“I don’t believe in mosh pits, it is just a ton of sweaty people jumping up and down pushing one another. I’m also not a fan of girls choice because I’ve never been asked to one.”

“I like dances, I don’t think they’re fair though, not a lot of people get asked and it sucks.”

“Love school dances! They are so fun and we like mosh pits!”

“I think school dances are fun, but it feels bad when you don’t get asked. But besides that, they are fun, except the girls ask guys ones, those suck.”

An SCHS teacher opposed some of these sentiments,

“No mosh pits! They are awful and dangerous. No day dates! Just do a dinner date, it is cheaper and less stressful. Formal dances! Learn how to waltz and swing etc. There are too many dances! Just do two: Prom and Homecoming.”

“There shouldn’t be as many formal, maybe 2 or 3. Do an occasional slow song. They shouldn’t be as expensive. If someone isn’t asked to the dance and they come stag, they should be asked to dance.”

“I think school dances are okay. It’d be nice to be asked but it’s alright if I’m not. Just go have fun in the most inexpensive way.”

School dances are a time to look forward to, a time when kids can forget for a whole day about different worries and problems they have to deal with, and just have fun; usually a day date, pictures, and finally dancing the night away with friends – maybe even that special someone.

The truth is, your date to a dance doesn’t have to be someone you’re in love with.  Instead, take the pressure off and go with somebody fun whose company you enjoy.  Treat your date how you’d like to be treated and make a memory together.

In this day and age, it is acceptable, and even encouraged, for young women to ask guys out to more than just girls’ choice dances. However, guys can’t just leave it to the girls to do all the asking.  We all get it; it can be nerve-wracking to ask someone out.  And it is definitely easier to do nothing.  Often, we lie to ourselves and say we’re “not really feeling it.” But, in reality, that’s just a defense mechanism against rejection.

Instead of hiding behind our defenses, if everyone made a conscious effort to ask somebody to a dance – not just ask the person at the top of their list either – but with everyone in mind, then that amazing feeling of value and appreciation will be spread through the entire school and community.
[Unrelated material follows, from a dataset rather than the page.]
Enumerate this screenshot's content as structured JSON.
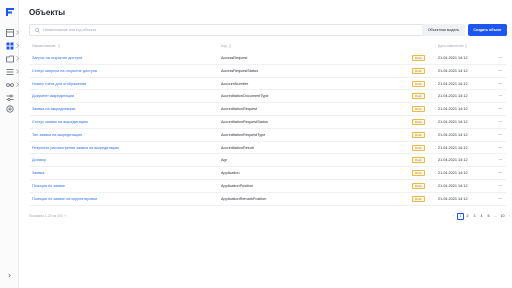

Everyone wants to be the hero of their own story, and it doesn’t take much. All we have to do, every now and then, is to spread our wings and take a chance on somebody new.  Ask the kids who deserve to be asked, not just those we want to ask. The truth is if you really want to have a good time, giving such an experience to someone else is the best of times.